The science offered is so thin that, at one “workshop” last month, a smart growth proponent presented online photographs comparing an ugly, suburban shopping center to a cozy block of cute, urban shops. This was offered as an example of how suburbia creates distance and global warming.
When the Weekly described to leading scientists what California politicians are claiming, several expressed hope that an extensive, multidisciplinary study can be conducted before California and other areas make major land-use decisions that could waste billions, dramatically refashion people's lives and potentially fail even to dent global warming.
One scientist, J. Marshall Shepherd, a professor of meteorology and climatology at the University of Georgia, emailed this comment: “This is very interesting… a housing faculty [member] here at UGA approached me about a year ago on conducting a study on this very issue,” because, despite what California leaders are saying, there’s no certainty about the relative roles of dense urban living and suburban living in reducing global warming.

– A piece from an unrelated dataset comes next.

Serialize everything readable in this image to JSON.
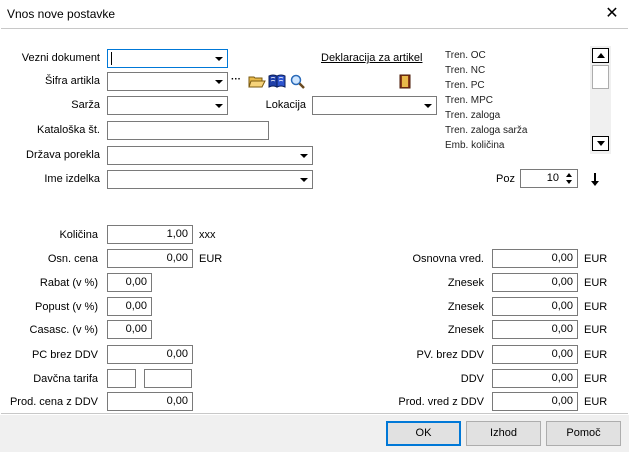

But some in the Schwarzenegger administration are distancing the governor’s efforts from Brown’s.
“This is not at all a tandem process,” says Andrew Altevogt, a climate-change program manager at the state EPA who oversees the work of the Climate Action Team. “Our process hasn’t had direct contact with Jerry Brown’s office, and I can’t comment on what data they have or how they have interpreted it.”
Altevogt says the 2006 global-warming act requires that the California government adopt only those ideas that are technologically feasible and economically wise. “If the data is not there, there’ll be things we cannot do” regardless of the push by smart-growth advocates, he says.
Despite Altevogt’s assurances, the governor’s Climate Action Team has already concluded, largely ignoring the shaky science, that about 12 percent of the total reduction in transportation-related global-warming emissions in California must come from changes in land-use patterns.
Stanley Young, a spokesman for the California Air Resources Board, dismisses the consternation of global-warming researchers and says that smog officials in California already have enough data to embrace smart-growth and the plan for far more dense towns and cities, though the board won’t vote on a plan until the end of the year. Because California cannot find enough ways to reduce greenhouse-gas emissions through new technologies and better fuels, Young heavily implied, the smog board will declare urban density an effective approach despite its lack of proof.
“A lot of thinking, including some empirical studies [over the] last 20 years,” Young says, “indicated that when you have housing that is denser and approaching several units per acre, the use of transit rises, and the number of vehicle miles traveled by car drops.”
But other studies also exist. And they show that middle-class residents who move into dense housing — the very people targeted by smart-growth — do not use their cars much less, because, as Andrea Sarzynski says, “they want to use their cars, and they can afford to use their cars.”